Tip # 4: Use the right supplements
In addition to the methods already presented, there are also various dietary supplements that can protect you from injury or accelerate the healing of existing ailments. Decide for yourself which resources are worth a try and orientate yourself according to your available budget
Omega 3 fatty acids (EPA & DHA)
The first supplement to be mentioned in this series is an omega-3 supplement of animal origin such as fish oil. The contained fatty acids EPA (eicosapentaenoic acid) and DHA (docosahexaenoic acid) support the lubrication and suppleness of the joints and are able to reduce inflammatory processes. In the context of inflammatory processes, especially the ratio of Omega-6 to Omega-3 fatty acids that you consume with food is crucial (if you want to know more about the topic, you should read our detailed article on an Optimal Omega 3 to read Omega 6 ratio).
The regular intake of greasy fish reduces the amount that you need from fish oil as a dietary supplement and depending on the amount and regularity can even lead to the fact that you do not need additional supplementation.
The optimal ratio of omega-6 to omega-3 is often given as 2: 1 to 5: 1, with the average diet in industrialized countries now at a 20: 1 ratio. So it’s not unlikely that you too will benefit from supplementing with fish oil.
Another supplement that can help you deal with injuries is curcumin. Like fish oil, curcumin also has anti-inflammatory properties. Curcumin is found mainly in the spice turmeric, in small quantities but also in garlic.
Due to the poor bioavailability, the additional intake of black pepper extract (piperine) or other substances that improve the intake of curcumins is recommended, with black pepper already being added to most curcumin supplements.
Curcumin unfolds the anti-inflammatory effect primarily in the intestines.
The dosage should be between 80mg and 500mg in terms of sports injuries and should include an intake-enhancing substance. Studies have shown that an overdose with fatal consequences is achieved only from much higher amounts and can hardly be achieved by conventional intake schemes.
Glucosamine + Chondroitin
The most popular supplements in the field of injuries and joint health are probably chondroitin + glucosamine (and possibly even MSM as an addition). Due to synergy effects, both are often supplemented in combination.
Glucosamine slows down the breakdown of joint mass and the onset of osteoarthritis and inhibits its symptoms. Although scientific research is not unambiguous, based on the experience of many people is based on a reduction of joint swelling, pain, and stiffness, which is accompanied by an addition of chondroitin.
The recommended dosage for glucosamine is three daily doses of 300-500mg with meals. Chondroitin should also be taken with meals either as a single dose of 1000-1200mg or divided into three doses.

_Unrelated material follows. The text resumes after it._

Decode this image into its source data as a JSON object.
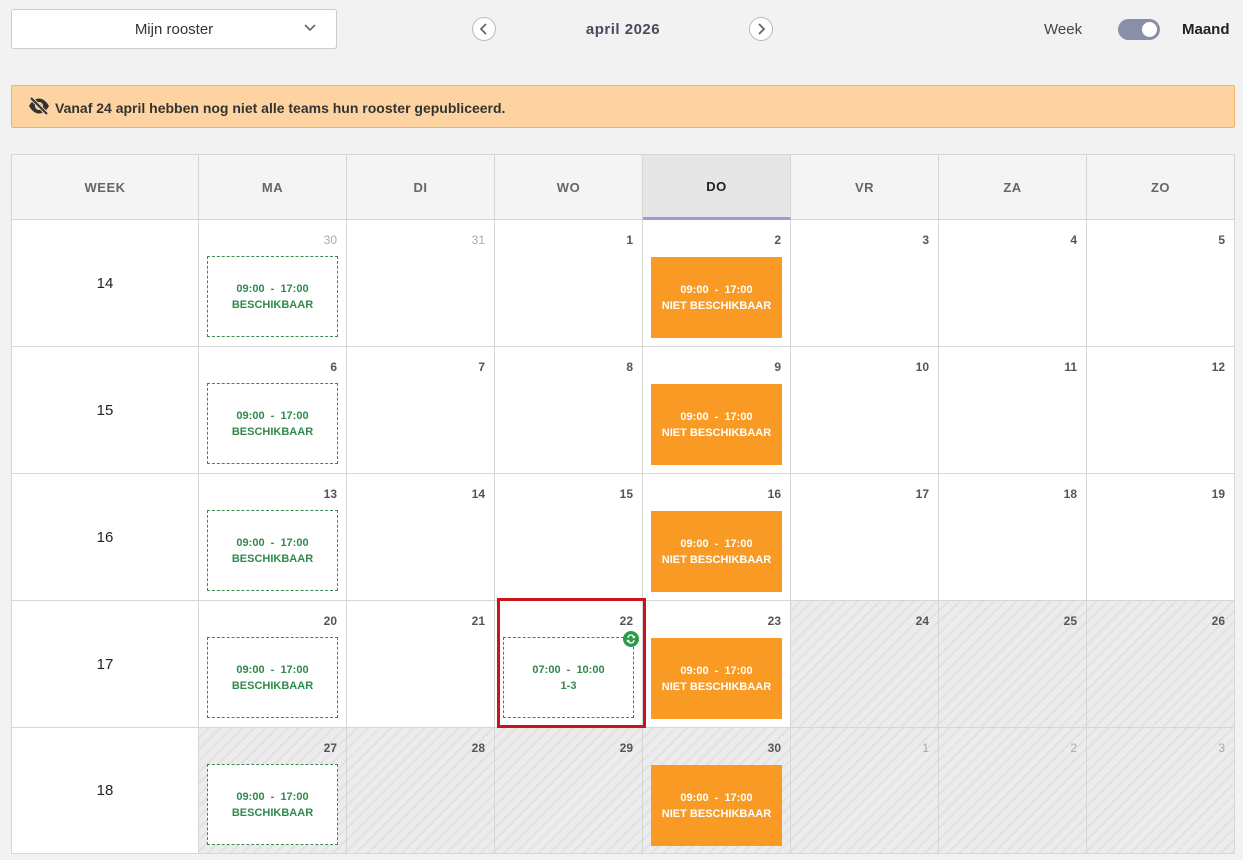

Other possible additions
In addition to the above, there are a number of other supplements that have not yet been scientifically proven in terms of sports injuries, while experience reports still suggest certain effectiveness. These substances include u.a. B. Diffusa, Rosehip, Cissus, Ginger and Boswellia serrata.
Here everyone should decide for himself whether he takes money for such means. Against this background, it should not be forgotten that the so-called placebo effect can also produce significant effects.
Conclusion: Joint health for Athletes
In weight training and bodybuilding, the credo is “who is not injured, can make progress”, so you should focus on staying injury free. The health of your joints plays an important role and every athlete who has had joint pain or injury before can confirm this!
While the 4 tips presented here cannot give you a 100% guarantee of an injury-free training career, they can at least serve as a necessary guide to promoting joint health and, should you ever have any problems with meaningful support for regeneration.
Use these tips to your advantage and always remember: Stay realistic and train for progression and not for your ego!